Our 26th board book sorely disappoints with unrealistic illustrations.
Good Morning Baby by Cheryl Willis Hudson, Illustrated by George Ford.
Cartwheel, Scholastic, 1992.
Board book, 10 pages.
A little girl starts her day.
Most of the diverse board books we’ve found have been somewhere between mediocre and excellent. This one certainly tries, but can’t overcome unrealistic illustrations.
If you’re familiar with infants or toddlers, you might have found the cover image a bit… off. Sadly, the interior is just as bad if not worse. The perspective on the second page is way off, making the image look fairly creepy. Although the little girl featured is still in a regular crib, she’s then pictured sitting alone of top of the toilet, using the towel bar to keep from falling!
Our 14th board book is simple but surprisingly delightful.
The Hip Hop Board Book by Martin Ander.
Dokument Press, Arsta, Sweden, 2012.
Board book, 22 pages.
“Rap, Breakdance, Graffiti, & DJ:ing – now for the very youngest! The Hip Hop Board Book is a different, colorful picture book about culture and everyday life with fun and clear pictures for small children. A charming book with lots of humor and attitude.” ~Back Blurb
I wish I remembered finding this board book. It’s not brand-new, but hasn’t gotten much buzz – and it’s from Sweden, although the text is in English. Perhaps Amazon recommended it to me when I was ordering some other hard-to-find board books.
“Asha paused to flick the sweat from the crook of her elbow. Suddenly she caught sight of a face staring at her through the coconut leaves.” p. 31
Secret Keeper by Mitali Perkins.
Delacorte Press, Random House Children’s Books, New York, 2009.
Historical fiction, 225 pages.
Lexile: 800L .
AR Level: 5.3 (worth 7.0) .
Asha’s father has gone to America to look for a new job, leaving his family in the care of his older brother’s family. Already saddened by the move from Delhi to Calcutta, Asha, her beautiful older sister Reet, and their mother wait and try to fend off marriage proposals, rebukes from the other women, and a life of servitude and confinement.

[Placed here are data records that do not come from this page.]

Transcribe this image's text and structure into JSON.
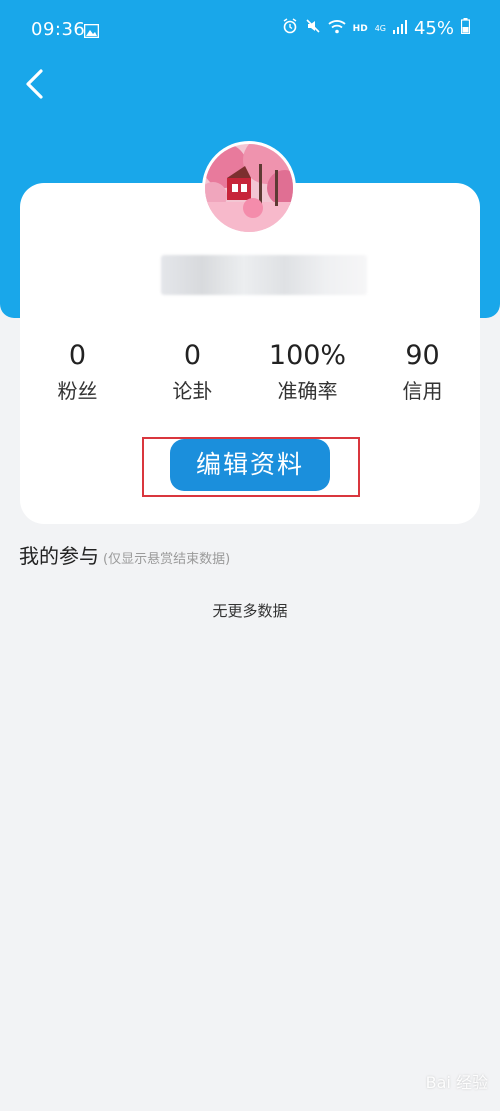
{
  "status_bar": {
    "time": "09:36",
    "icons": [
      "gallery-icon",
      "alarm-icon",
      "mute-icon",
      "wifi-icon",
      "hd-icon",
      "4g-icon",
      "signal-icon",
      "battery-icon"
    ],
    "hd_label": "HD",
    "network_label": "4G",
    "battery": "45%"
  },
  "header": {
    "back_icon": "chevron-left-icon",
    "color": "#19a7ea"
  },
  "profile": {
    "avatar": "profile-photo",
    "stats": [
      {
        "value": "0",
        "label": "粉丝"
      },
      {
        "value": "0",
        "label": "论卦"
      },
      {
        "value": "100%",
        "label": "准确率"
      },
      {
        "value": "90",
        "label": "信用"
      }
    ],
    "edit_button_label": "编辑资料",
    "button_color": "#1b8fdc",
    "highlight_color": "#d9363e"
  },
  "participation": {
    "title": "我的参与",
    "subtitle": "(仅显示悬赏结束数据)",
    "empty_text": "无更多数据"
  },
  "watermark": {
    "text": "Bai 经验"
  }
}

Asha’s mother suffers from depression and fits that her daughters describe as visits from the Jailer, when her face and mind go blank. She attempts methods of coping such as knitting or cooking, but as their life circumstances deteriorate, she’s unable to function, leaving Asha in charge of their physical safety and everyday needs.